Retype the whole listing that follows so that it matches the original exactly.

──────── SUPPLIED ENTRIES ────────

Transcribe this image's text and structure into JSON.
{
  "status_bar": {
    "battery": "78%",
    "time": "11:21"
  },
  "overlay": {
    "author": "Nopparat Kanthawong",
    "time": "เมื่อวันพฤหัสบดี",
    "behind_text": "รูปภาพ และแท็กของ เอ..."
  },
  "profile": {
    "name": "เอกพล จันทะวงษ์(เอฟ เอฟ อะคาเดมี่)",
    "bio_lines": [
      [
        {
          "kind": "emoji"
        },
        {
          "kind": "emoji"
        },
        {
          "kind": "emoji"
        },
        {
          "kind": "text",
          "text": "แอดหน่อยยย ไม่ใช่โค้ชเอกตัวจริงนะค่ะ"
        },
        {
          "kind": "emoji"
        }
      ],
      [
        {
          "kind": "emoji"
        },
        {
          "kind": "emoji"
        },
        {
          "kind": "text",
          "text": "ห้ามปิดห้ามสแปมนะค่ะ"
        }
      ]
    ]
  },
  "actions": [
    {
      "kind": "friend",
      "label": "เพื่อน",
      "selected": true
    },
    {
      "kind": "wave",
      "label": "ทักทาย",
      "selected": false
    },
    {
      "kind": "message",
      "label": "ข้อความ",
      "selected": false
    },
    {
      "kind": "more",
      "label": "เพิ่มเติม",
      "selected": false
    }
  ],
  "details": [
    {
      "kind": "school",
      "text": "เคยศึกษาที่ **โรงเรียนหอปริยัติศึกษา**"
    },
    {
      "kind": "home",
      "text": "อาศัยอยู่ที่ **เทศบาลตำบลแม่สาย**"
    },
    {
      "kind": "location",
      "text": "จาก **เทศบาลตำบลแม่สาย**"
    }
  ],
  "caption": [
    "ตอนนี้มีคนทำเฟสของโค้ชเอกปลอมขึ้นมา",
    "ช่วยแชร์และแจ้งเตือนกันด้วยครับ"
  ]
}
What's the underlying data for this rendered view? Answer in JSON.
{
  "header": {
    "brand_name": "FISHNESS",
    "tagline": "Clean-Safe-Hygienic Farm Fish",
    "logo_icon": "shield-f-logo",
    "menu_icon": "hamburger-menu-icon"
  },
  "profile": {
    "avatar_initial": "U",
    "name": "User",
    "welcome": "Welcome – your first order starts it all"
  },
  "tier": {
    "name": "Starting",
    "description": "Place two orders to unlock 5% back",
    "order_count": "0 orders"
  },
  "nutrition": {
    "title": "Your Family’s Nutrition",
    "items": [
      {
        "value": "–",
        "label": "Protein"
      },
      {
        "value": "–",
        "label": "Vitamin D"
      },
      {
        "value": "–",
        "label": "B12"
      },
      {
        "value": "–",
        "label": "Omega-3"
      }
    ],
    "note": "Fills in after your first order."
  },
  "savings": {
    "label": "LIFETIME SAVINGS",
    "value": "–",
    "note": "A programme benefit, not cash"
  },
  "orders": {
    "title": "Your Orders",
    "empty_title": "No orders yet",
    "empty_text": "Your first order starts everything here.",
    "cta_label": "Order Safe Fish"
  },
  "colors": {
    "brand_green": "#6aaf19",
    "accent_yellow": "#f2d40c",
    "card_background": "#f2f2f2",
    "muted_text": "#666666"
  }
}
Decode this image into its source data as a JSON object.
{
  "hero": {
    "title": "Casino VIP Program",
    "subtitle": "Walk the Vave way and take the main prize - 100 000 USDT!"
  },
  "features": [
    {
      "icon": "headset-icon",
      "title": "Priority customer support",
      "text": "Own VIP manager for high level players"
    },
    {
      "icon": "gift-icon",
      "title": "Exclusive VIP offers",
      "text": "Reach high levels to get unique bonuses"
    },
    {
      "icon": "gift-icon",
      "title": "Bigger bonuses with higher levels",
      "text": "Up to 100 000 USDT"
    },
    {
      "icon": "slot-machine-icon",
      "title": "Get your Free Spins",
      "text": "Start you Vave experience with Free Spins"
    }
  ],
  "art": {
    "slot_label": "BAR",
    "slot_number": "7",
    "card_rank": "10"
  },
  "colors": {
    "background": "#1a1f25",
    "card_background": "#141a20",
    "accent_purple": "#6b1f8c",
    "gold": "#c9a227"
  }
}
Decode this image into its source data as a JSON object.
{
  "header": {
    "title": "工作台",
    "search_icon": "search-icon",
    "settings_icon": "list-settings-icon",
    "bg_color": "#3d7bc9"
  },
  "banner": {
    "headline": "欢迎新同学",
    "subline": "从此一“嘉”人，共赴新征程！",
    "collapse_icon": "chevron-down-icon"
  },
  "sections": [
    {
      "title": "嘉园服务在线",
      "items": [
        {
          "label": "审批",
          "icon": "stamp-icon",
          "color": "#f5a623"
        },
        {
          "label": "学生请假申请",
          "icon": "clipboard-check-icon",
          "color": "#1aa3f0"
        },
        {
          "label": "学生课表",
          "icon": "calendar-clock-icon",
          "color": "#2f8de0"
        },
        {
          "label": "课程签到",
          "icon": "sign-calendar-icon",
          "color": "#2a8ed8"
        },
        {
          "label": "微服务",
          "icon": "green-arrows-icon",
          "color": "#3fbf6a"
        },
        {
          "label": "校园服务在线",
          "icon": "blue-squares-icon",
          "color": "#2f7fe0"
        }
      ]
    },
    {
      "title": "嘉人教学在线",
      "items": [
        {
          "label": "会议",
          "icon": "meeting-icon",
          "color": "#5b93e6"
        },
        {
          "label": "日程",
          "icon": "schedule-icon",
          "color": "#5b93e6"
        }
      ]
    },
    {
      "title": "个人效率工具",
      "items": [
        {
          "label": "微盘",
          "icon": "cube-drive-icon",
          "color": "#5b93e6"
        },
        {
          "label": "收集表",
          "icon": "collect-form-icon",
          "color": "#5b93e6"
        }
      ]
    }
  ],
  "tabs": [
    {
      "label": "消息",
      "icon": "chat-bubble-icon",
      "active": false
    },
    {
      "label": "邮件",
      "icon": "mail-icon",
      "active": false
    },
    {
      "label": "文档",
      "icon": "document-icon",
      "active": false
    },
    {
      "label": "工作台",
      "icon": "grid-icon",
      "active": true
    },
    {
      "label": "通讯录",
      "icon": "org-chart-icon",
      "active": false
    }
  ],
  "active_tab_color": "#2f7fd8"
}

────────

**THE ANSWER:**
Transcribe this image's text and structure into JSON.
{
  "status_bar": {
    "battery": "78%",
    "time": "11:21"
  },
  "overlay": {
    "author": "Nopparat Kanthawong",
    "time": "เมื่อวันพฤหัสบดี",
    "behind_text": "รูปภาพ และแท็กของ เอ..."
  },
  "profile": {
    "name": "เอกพล จันทะวงษ์(เอฟ เอฟ อะคาเดมี่)",
    "bio_lines": [
      [
        {
          "kind": "emoji"
        },
        {
          "kind": "emoji"
        },
        {
          "kind": "emoji"
        },
        {
          "kind": "text",
          "text": "แอดหน่อยยย ไม่ใช่โค้ชเอกตัวจริงนะค่ะ"
        },
        {
          "kind": "emoji"
        }
      ],
      [
        {
          "kind": "emoji"
        },
        {
          "kind": "emoji"
        },
        {
          "kind": "text",
          "text": "ห้ามปิดห้ามสแปมนะค่ะ"
        }
      ]
    ]
  },
  "actions": [
    {
      "kind": "friend",
      "label": "เพื่อน",
      "selected": true
    },
    {
      "kind": "wave",
      "label": "ทักทาย",
      "selected": false
    },
    {
      "kind": "message",
      "label": "ข้อความ",
      "selected": false
    },
    {
      "kind": "more",
      "label": "เพิ่มเติม",
      "selected": false
    }
  ],
  "details": [
    {
      "kind": "school",
      "text": "เคยศึกษาที่ **โรงเรียนหอปริยัติศึกษา**"
    },
    {
      "kind": "home",
      "text": "อาศัยอยู่ที่ **เทศบาลตำบลแม่สาย**"
    },
    {
      "kind": "location",
      "text": "จาก **เทศบาลตำบลแม่สาย**"
    }
  ],
  "caption": [
    "ตอนนี้มีคนทำเฟสของโค้ชเอกปลอมขึ้นมา",
    "ช่วยแชร์และแจ้งเตือนกันด้วยครับ"
  ]
}
What's the underlying data for this rendered view? Answer in JSON.
{
  "header": {
    "brand_name": "FISHNESS",
    "tagline": "Clean-Safe-Hygienic Farm Fish",
    "logo_icon": "shield-f-logo",
    "menu_icon": "hamburger-menu-icon"
  },
  "profile": {
    "avatar_initial": "U",
    "name": "User",
    "welcome": "Welcome – your first order starts it all"
  },
  "tier": {
    "name": "Starting",
    "description": "Place two orders to unlock 5% back",
    "order_count": "0 orders"
  },
  "nutrition": {
    "title": "Your Family’s Nutrition",
    "items": [
      {
        "value": "–",
        "label": "Protein"
      },
      {
        "value": "–",
        "label": "Vitamin D"
      },
      {
        "value": "–",
        "label": "B12"
      },
      {
        "value": "–",
        "label": "Omega-3"
      }
    ],
    "note": "Fills in after your first order."
  },
  "savings": {
    "label": "LIFETIME SAVINGS",
    "value": "–",
    "note": "A programme benefit, not cash"
  },
  "orders": {
    "title": "Your Orders",
    "empty_title": "No orders yet",
    "empty_text": "Your first order starts everything here.",
    "cta_label": "Order Safe Fish"
  },
  "colors": {
    "brand_green": "#6aaf19",
    "accent_yellow": "#f2d40c",
    "card_background": "#f2f2f2",
    "muted_text": "#666666"
  }
}
Decode this image into its source data as a JSON object.
{
  "hero": {
    "title": "Casino VIP Program",
    "subtitle": "Walk the Vave way and take the main prize - 100 000 USDT!"
  },
  "features": [
    {
      "icon": "headset-icon",
      "title": "Priority customer support",
      "text": "Own VIP manager for high level players"
    },
    {
      "icon": "gift-icon",
      "title": "Exclusive VIP offers",
      "text": "Reach high levels to get unique bonuses"
    },
    {
      "icon": "gift-icon",
      "title": "Bigger bonuses with higher levels",
      "text": "Up to 100 000 USDT"
    },
    {
      "icon": "slot-machine-icon",
      "title": "Get your Free Spins",
      "text": "Start you Vave experience with Free Spins"
    }
  ],
  "art": {
    "slot_label": "BAR",
    "slot_number": "7",
    "card_rank": "10"
  },
  "colors": {
    "background": "#1a1f25",
    "card_background": "#141a20",
    "accent_purple": "#6b1f8c",
    "gold": "#c9a227"
  }
}
Decode this image into its source data as a JSON object.
{
  "header": {
    "title": "工作台",
    "search_icon": "search-icon",
    "settings_icon": "list-settings-icon",
    "bg_color": "#3d7bc9"
  },
  "banner": {
    "headline": "欢迎新同学",
    "subline": "从此一“嘉”人，共赴新征程！",
    "collapse_icon": "chevron-down-icon"
  },
  "sections": [
    {
      "title": "嘉园服务在线",
      "items": [
        {
          "label": "审批",
          "icon": "stamp-icon",
          "color": "#f5a623"
        },
        {
          "label": "学生请假申请",
          "icon": "clipboard-check-icon",
          "color": "#1aa3f0"
        },
        {
          "label": "学生课表",
          "icon": "calendar-clock-icon",
          "color": "#2f8de0"
        },
        {
          "label": "课程签到",
          "icon": "sign-calendar-icon",
          "color": "#2a8ed8"
        },
        {
          "label": "微服务",
          "icon": "green-arrows-icon",
          "color": "#3fbf6a"
        },
        {
          "label": "校园服务在线",
          "icon": "blue-squares-icon",
          "color": "#2f7fe0"
        }
      ]
    },
    {
      "title": "嘉人教学在线",
      "items": [
        {
          "label": "会议",
          "icon": "meeting-icon",
          "color": "#5b93e6"
        },
        {
          "label": "日程",
          "icon": "schedule-icon",
          "color": "#5b93e6"
        }
      ]
    },
    {
      "title": "个人效率工具",
      "items": [
        {
          "label": "微盘",
          "icon": "cube-drive-icon",
          "color": "#5b93e6"
        },
        {
          "label": "收集表",
          "icon": "collect-form-icon",
          "color": "#5b93e6"
        }
      ]
    }
  ],
  "tabs": [
    {
      "label": "消息",
      "icon": "chat-bubble-icon",
      "active": false
    },
    {
      "label": "邮件",
      "icon": "mail-icon",
      "active": false
    },
    {
      "label": "文档",
      "icon": "document-icon",
      "active": false
    },
    {
      "label": "工作台",
      "icon": "grid-icon",
      "active": true
    },
    {
      "label": "通讯录",
      "icon": "org-chart-icon",
      "active": false
    }
  ],
  "active_tab_color": "#2f7fd8"
}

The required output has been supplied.